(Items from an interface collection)

⁂

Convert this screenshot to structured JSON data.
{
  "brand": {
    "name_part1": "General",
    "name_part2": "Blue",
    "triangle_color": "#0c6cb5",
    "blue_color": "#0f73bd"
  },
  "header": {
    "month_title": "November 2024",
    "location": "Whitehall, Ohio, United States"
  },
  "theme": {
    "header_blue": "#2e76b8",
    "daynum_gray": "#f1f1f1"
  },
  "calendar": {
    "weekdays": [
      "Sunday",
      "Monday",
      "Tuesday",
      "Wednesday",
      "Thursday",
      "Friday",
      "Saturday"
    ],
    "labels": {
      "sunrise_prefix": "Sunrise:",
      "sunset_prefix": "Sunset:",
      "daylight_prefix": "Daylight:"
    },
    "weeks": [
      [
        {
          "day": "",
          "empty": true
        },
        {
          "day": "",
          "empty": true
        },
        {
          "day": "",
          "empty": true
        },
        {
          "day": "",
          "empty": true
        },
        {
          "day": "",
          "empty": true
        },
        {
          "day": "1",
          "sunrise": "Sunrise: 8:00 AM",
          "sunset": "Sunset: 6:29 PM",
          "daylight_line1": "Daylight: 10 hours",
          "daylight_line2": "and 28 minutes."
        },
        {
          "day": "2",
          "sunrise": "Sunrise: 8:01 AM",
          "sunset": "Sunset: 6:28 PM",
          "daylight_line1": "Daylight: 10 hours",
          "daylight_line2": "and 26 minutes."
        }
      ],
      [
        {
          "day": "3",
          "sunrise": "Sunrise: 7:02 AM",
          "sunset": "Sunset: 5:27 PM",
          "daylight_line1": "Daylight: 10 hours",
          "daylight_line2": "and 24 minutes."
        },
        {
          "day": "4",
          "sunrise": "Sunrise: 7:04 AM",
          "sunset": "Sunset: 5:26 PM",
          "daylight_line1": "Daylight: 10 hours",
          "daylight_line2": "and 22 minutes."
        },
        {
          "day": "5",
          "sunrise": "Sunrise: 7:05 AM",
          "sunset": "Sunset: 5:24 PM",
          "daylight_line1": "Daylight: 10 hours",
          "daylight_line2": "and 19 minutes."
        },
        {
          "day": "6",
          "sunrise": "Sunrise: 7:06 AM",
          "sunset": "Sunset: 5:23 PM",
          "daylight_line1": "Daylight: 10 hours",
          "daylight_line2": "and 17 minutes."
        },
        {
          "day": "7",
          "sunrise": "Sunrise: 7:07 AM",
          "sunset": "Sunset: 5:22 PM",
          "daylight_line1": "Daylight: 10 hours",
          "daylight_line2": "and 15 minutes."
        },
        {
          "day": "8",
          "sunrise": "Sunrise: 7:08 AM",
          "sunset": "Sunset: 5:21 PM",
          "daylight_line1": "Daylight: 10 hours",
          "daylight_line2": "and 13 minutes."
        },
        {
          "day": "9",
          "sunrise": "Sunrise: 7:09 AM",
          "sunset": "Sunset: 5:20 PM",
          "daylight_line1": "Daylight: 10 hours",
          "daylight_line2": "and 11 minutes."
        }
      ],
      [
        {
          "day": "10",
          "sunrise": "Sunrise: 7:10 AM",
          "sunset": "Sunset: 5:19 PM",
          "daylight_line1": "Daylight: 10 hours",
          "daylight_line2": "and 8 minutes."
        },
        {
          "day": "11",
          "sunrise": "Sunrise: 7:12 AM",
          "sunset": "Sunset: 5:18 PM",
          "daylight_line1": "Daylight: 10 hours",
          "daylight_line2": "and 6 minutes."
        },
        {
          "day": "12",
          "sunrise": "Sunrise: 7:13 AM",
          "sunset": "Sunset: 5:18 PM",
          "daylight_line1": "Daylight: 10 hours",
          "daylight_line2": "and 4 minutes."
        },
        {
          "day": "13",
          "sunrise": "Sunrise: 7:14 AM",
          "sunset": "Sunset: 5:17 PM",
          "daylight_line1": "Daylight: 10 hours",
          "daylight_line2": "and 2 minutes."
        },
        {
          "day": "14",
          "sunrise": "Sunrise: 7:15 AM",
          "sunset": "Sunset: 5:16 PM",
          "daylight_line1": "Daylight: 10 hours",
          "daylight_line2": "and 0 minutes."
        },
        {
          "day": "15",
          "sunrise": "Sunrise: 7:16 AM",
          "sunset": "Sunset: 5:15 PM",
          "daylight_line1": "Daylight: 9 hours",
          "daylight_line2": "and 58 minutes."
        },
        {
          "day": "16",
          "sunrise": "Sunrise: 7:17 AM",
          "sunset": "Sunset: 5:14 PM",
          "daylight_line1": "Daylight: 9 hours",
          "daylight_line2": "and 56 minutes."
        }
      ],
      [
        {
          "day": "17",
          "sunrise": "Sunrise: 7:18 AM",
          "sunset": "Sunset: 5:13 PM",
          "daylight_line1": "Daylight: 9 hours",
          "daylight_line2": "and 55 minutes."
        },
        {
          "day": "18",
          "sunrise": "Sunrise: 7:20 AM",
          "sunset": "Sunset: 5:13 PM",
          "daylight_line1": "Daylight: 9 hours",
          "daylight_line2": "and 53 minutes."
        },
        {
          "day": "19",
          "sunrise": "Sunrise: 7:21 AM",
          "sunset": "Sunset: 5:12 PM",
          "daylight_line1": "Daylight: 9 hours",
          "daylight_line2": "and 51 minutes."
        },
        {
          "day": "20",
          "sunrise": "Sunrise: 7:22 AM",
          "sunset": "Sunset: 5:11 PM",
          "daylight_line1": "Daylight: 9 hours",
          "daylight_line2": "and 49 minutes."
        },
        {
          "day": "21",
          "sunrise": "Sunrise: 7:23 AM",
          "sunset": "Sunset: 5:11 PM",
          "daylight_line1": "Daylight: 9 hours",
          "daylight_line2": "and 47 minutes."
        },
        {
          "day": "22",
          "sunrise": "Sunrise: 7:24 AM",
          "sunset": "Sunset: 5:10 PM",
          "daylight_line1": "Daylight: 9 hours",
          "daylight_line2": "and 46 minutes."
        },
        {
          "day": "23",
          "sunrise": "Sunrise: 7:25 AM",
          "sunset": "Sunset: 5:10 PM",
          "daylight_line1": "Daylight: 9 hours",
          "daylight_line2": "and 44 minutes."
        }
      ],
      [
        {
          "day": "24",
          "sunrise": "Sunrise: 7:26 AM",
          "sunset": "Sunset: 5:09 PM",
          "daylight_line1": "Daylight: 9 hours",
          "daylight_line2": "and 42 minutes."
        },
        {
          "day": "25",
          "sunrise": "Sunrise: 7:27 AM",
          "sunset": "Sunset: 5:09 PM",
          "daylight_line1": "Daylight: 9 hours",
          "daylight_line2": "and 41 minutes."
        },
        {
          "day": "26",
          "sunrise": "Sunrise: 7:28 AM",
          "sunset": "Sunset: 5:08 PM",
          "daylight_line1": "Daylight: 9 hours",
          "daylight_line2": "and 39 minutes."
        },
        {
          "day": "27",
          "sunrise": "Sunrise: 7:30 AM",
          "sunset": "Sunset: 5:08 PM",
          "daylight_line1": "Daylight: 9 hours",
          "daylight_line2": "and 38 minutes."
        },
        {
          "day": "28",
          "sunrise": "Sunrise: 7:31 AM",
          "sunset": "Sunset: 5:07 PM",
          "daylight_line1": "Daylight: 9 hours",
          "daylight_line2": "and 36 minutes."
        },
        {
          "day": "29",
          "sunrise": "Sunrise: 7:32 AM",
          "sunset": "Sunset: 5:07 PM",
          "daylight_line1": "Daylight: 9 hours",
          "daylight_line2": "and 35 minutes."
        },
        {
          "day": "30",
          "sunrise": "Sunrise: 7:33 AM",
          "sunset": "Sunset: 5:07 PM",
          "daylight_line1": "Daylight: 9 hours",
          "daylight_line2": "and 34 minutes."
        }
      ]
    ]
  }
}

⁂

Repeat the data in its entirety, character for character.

Convert this screenshot to structured JSON data.
{
  "brand": {
    "name_part1": "General",
    "name_part2": "Blue",
    "triangle_color": "#0c6cb5",
    "blue_color": "#0f73bd"
  },
  "header": {
    "month_title": "November 2024",
    "location": "Whitehall, Ohio, United States"
  },
  "theme": {
    "header_blue": "#2e76b8",
    "daynum_gray": "#f1f1f1"
  },
  "calendar": {
    "weekdays": [
      "Sunday",
      "Monday",
      "Tuesday",
      "Wednesday",
      "Thursday",
      "Friday",
      "Saturday"
    ],
    "labels": {
      "sunrise_prefix": "Sunrise:",
      "sunset_prefix": "Sunset:",
      "daylight_prefix": "Daylight:"
    },
    "weeks": [
      [
        {
          "day": "",
          "empty": true
        },
        {
          "day": "",
          "empty": true
        },
        {
          "day": "",
          "empty": true
        },
        {
          "day": "",
          "empty": true
        },
        {
          "day": "",
          "empty": true
        },
        {
          "day": "1",
          "sunrise": "Sunrise: 8:00 AM",
          "sunset": "Sunset: 6:29 PM",
          "daylight_line1": "Daylight: 10 hours",
          "daylight_line2": "and 28 minutes."
        },
        {
          "day": "2",
          "sunrise": "Sunrise: 8:01 AM",
          "sunset": "Sunset: 6:28 PM",
          "daylight_line1": "Daylight: 10 hours",
          "daylight_line2": "and 26 minutes."
        }
      ],
      [
        {
          "day": "3",
          "sunrise": "Sunrise: 7:02 AM",
          "sunset": "Sunset: 5:27 PM",
          "daylight_line1": "Daylight: 10 hours",
          "daylight_line2": "and 24 minutes."
        },
        {
          "day": "4",
          "sunrise": "Sunrise: 7:04 AM",
          "sunset": "Sunset: 5:26 PM",
          "daylight_line1": "Daylight: 10 hours",
          "daylight_line2": "and 22 minutes."
        },
        {
          "day": "5",
          "sunrise": "Sunrise: 7:05 AM",
          "sunset": "Sunset: 5:24 PM",
          "daylight_line1": "Daylight: 10 hours",
          "daylight_line2": "and 19 minutes."
        },
        {
          "day": "6",
          "sunrise": "Sunrise: 7:06 AM",
          "sunset": "Sunset: 5:23 PM",
          "daylight_line1": "Daylight: 10 hours",
          "daylight_line2": "and 17 minutes."
        },
        {
          "day": "7",
          "sunrise": "Sunrise: 7:07 AM",
          "sunset": "Sunset: 5:22 PM",
          "daylight_line1": "Daylight: 10 hours",
          "daylight_line2": "and 15 minutes."
        },
        {
          "day": "8",
          "sunrise": "Sunrise: 7:08 AM",
          "sunset": "Sunset: 5:21 PM",
          "daylight_line1": "Daylight: 10 hours",
          "daylight_line2": "and 13 minutes."
        },
        {
          "day": "9",
          "sunrise": "Sunrise: 7:09 AM",
          "sunset": "Sunset: 5:20 PM",
          "daylight_line1": "Daylight: 10 hours",
          "daylight_line2": "and 11 minutes."
        }
      ],
      [
        {
          "day": "10",
          "sunrise": "Sunrise: 7:10 AM",
          "sunset": "Sunset: 5:19 PM",
          "daylight_line1": "Daylight: 10 hours",
          "daylight_line2": "and 8 minutes."
        },
        {
          "day": "11",
          "sunrise": "Sunrise: 7:12 AM",
          "sunset": "Sunset: 5:18 PM",
          "daylight_line1": "Daylight: 10 hours",
          "daylight_line2": "and 6 minutes."
        },
        {
          "day": "12",
          "sunrise": "Sunrise: 7:13 AM",
          "sunset": "Sunset: 5:18 PM",
          "daylight_line1": "Daylight: 10 hours",
          "daylight_line2": "and 4 minutes."
        },
        {
          "day": "13",
          "sunrise": "Sunrise: 7:14 AM",
          "sunset": "Sunset: 5:17 PM",
          "daylight_line1": "Daylight: 10 hours",
          "daylight_line2": "and 2 minutes."
        },
        {
          "day": "14",
          "sunrise": "Sunrise: 7:15 AM",
          "sunset": "Sunset: 5:16 PM",
          "daylight_line1": "Daylight: 10 hours",
          "daylight_line2": "and 0 minutes."
        },
        {
          "day": "15",
          "sunrise": "Sunrise: 7:16 AM",
          "sunset": "Sunset: 5:15 PM",
          "daylight_line1": "Daylight: 9 hours",
          "daylight_line2": "and 58 minutes."
        },
        {
          "day": "16",
          "sunrise": "Sunrise: 7:17 AM",
          "sunset": "Sunset: 5:14 PM",
          "daylight_line1": "Daylight: 9 hours",
          "daylight_line2": "and 56 minutes."
        }
      ],
      [
        {
          "day": "17",
          "sunrise": "Sunrise: 7:18 AM",
          "sunset": "Sunset: 5:13 PM",
          "daylight_line1": "Daylight: 9 hours",
          "daylight_line2": "and 55 minutes."
        },
        {
          "day": "18",
          "sunrise": "Sunrise: 7:20 AM",
          "sunset": "Sunset: 5:13 PM",
          "daylight_line1": "Daylight: 9 hours",
          "daylight_line2": "and 53 minutes."
        },
        {
          "day": "19",
          "sunrise": "Sunrise: 7:21 AM",
          "sunset": "Sunset: 5:12 PM",
          "daylight_line1": "Daylight: 9 hours",
          "daylight_line2": "and 51 minutes."
        },
        {
          "day": "20",
          "sunrise": "Sunrise: 7:22 AM",
          "sunset": "Sunset: 5:11 PM",
          "daylight_line1": "Daylight: 9 hours",
          "daylight_line2": "and 49 minutes."
        },
        {
          "day": "21",
          "sunrise": "Sunrise: 7:23 AM",
          "sunset": "Sunset: 5:11 PM",
          "daylight_line1": "Daylight: 9 hours",
          "daylight_line2": "and 47 minutes."
        },
        {
          "day": "22",
          "sunrise": "Sunrise: 7:24 AM",
          "sunset": "Sunset: 5:10 PM",
          "daylight_line1": "Daylight: 9 hours",
          "daylight_line2": "and 46 minutes."
        },
        {
          "day": "23",
          "sunrise": "Sunrise: 7:25 AM",
          "sunset": "Sunset: 5:10 PM",
          "daylight_line1": "Daylight: 9 hours",
          "daylight_line2": "and 44 minutes."
        }
      ],
      [
        {
          "day": "24",
          "sunrise": "Sunrise: 7:26 AM",
          "sunset": "Sunset: 5:09 PM",
          "daylight_line1": "Daylight: 9 hours",
          "daylight_line2": "and 42 minutes."
        },
        {
          "day": "25",
          "sunrise": "Sunrise: 7:27 AM",
          "sunset": "Sunset: 5:09 PM",
          "daylight_line1": "Daylight: 9 hours",
          "daylight_line2": "and 41 minutes."
        },
        {
          "day": "26",
          "sunrise": "Sunrise: 7:28 AM",
          "sunset": "Sunset: 5:08 PM",
          "daylight_line1": "Daylight: 9 hours",
          "daylight_line2": "and 39 minutes."
        },
        {
          "day": "27",
          "sunrise": "Sunrise: 7:30 AM",
          "sunset": "Sunset: 5:08 PM",
          "daylight_line1": "Daylight: 9 hours",
          "daylight_line2": "and 38 minutes."
        },
        {
          "day": "28",
          "sunrise": "Sunrise: 7:31 AM",
          "sunset": "Sunset: 5:07 PM",
          "daylight_line1": "Daylight: 9 hours",
          "daylight_line2": "and 36 minutes."
        },
        {
          "day": "29",
          "sunrise": "Sunrise: 7:32 AM",
          "sunset": "Sunset: 5:07 PM",
          "daylight_line1": "Daylight: 9 hours",
          "daylight_line2": "and 35 minutes."
        },
        {
          "day": "30",
          "sunrise": "Sunrise: 7:33 AM",
          "sunset": "Sunset: 5:07 PM",
          "daylight_line1": "Daylight: 9 hours",
          "daylight_line2": "and 34 minutes."
        }
      ]
    ]
  }
}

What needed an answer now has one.